So, they do not just rely on their talents to bring them success, but they go the extra mile and put in the time and effort to get successful.
How parents react to their kid’s success in their early years can have an effect on which mindset the kid will develop. If they attribute their kids’ success to merely his talents and abilities and praise him for having those attributes, instead of praising them for the hard work or effort they have put in, it will make the kid develop a fixed mindset.
On the other hand, if the parents attribute their kid’s success to the hard work and effort they put in, instead of just praising them for their skills, will inculcate a growth mindset in their kids’ mind.
Such kids will grow up to be confident to face challenges and go the extra mile to become successful, instead of becoming complacent and stuck in their life. In short, parents of successful kids value effort over avoiding failure.
10) Working mothers are great role models
Working mums seem to have a significant impact on child growth and development irrespective of gender. According to a study, daughters of a working mother went to school longer, gain better job profiles and earned more money – 23% more compared to their peers who were raised by stay-at-home mothers.
Likewise, sone of working mothers were found to be active in household actvities and childcare – they spent seven-and-a-half more hours a week on childcare and 25 more minutes on housework.
Research suggests that such role modeling by working mothers is a brilliant way of signaling what’s appropriate in terms of your behaviour, actions, activities you indulge in, and your belief system.
The most important role that you play in a child’s life is to be a loving coach who creates the conditions that are conducive to helping your child nurture their highest potentials.
Think and treat them as a unique human being separate from you. Watch and observe and introduce them to various learning opportunities so that they can pick up for themselves, what they want to do with their lives, instead of viewing them as a portal to fulfill your own unfulfilled dreams or hopes.
As Kahlil Gibran, also mentioned in his famous classic, “The Prophet” on parenting:
“Your children are not your children.
They are the sons and daughters of Life’s longing for itself.
They come through you but not from you,
And though they are with you yet they belong not to you.
You may give them your love but not your thoughts,
For they have their own thoughts.
You may house their bodies but not their souls,
For their souls dwell in the house of tomorrow,
which you cannot visit, not even in your dreams.
You may strive to be like them,
but seek not to make them like you.
For life goes not backward nor tarries with yesterday.
You are the bows from which your children
as living arrows are sent forth.

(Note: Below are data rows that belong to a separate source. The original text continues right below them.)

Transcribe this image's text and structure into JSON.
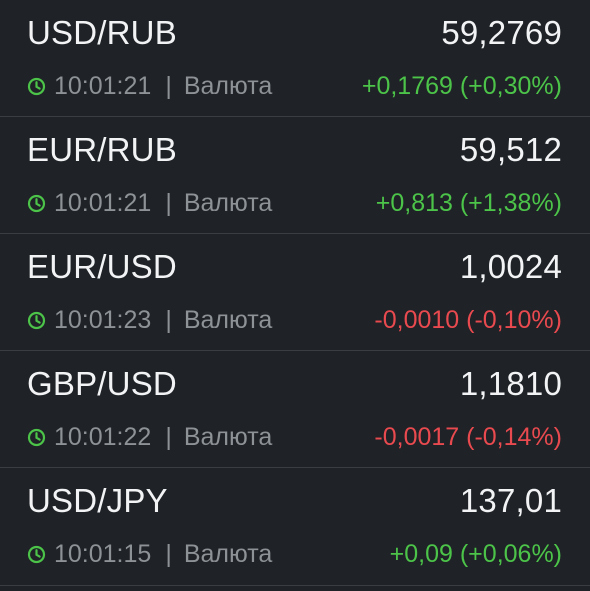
{
  "colors": {
    "background": "#1f2226",
    "divider": "#3a3e43",
    "text_primary": "#f1f3f4",
    "text_secondary": "#8d9297",
    "positive": "#4cc349",
    "negative": "#e84a4f"
  },
  "quotes": [
    {
      "pair": "USD/RUB",
      "price": "59,2769",
      "time": "10:01:21",
      "separator": "|",
      "type": "Валюта",
      "change": "+0,1769 (+0,30%)",
      "direction": "up",
      "icon": "clock-icon"
    },
    {
      "pair": "EUR/RUB",
      "price": "59,512",
      "time": "10:01:21",
      "separator": "|",
      "type": "Валюта",
      "change": "+0,813 (+1,38%)",
      "direction": "up",
      "icon": "clock-icon"
    },
    {
      "pair": "EUR/USD",
      "price": "1,0024",
      "time": "10:01:23",
      "separator": "|",
      "type": "Валюта",
      "change": "-0,0010 (-0,10%)",
      "direction": "down",
      "icon": "clock-icon"
    },
    {
      "pair": "GBP/USD",
      "price": "1,1810",
      "time": "10:01:22",
      "separator": "|",
      "type": "Валюта",
      "change": "-0,0017 (-0,14%)",
      "direction": "down",
      "icon": "clock-icon"
    },
    {
      "pair": "USD/JPY",
      "price": "137,01",
      "time": "10:01:15",
      "separator": "|",
      "type": "Валюта",
      "change": "+0,09 (+0,06%)",
      "direction": "up",
      "icon": "clock-icon"
    }
  ]
}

The archer sees the mark upon the path of the infinite,
and He bends you with His might
that His arrows may go swift and far.
Let your bending in the archer’s hand be for gladness;
For even as He loves the arrow that flies,
so He loves also the bow that is stable.”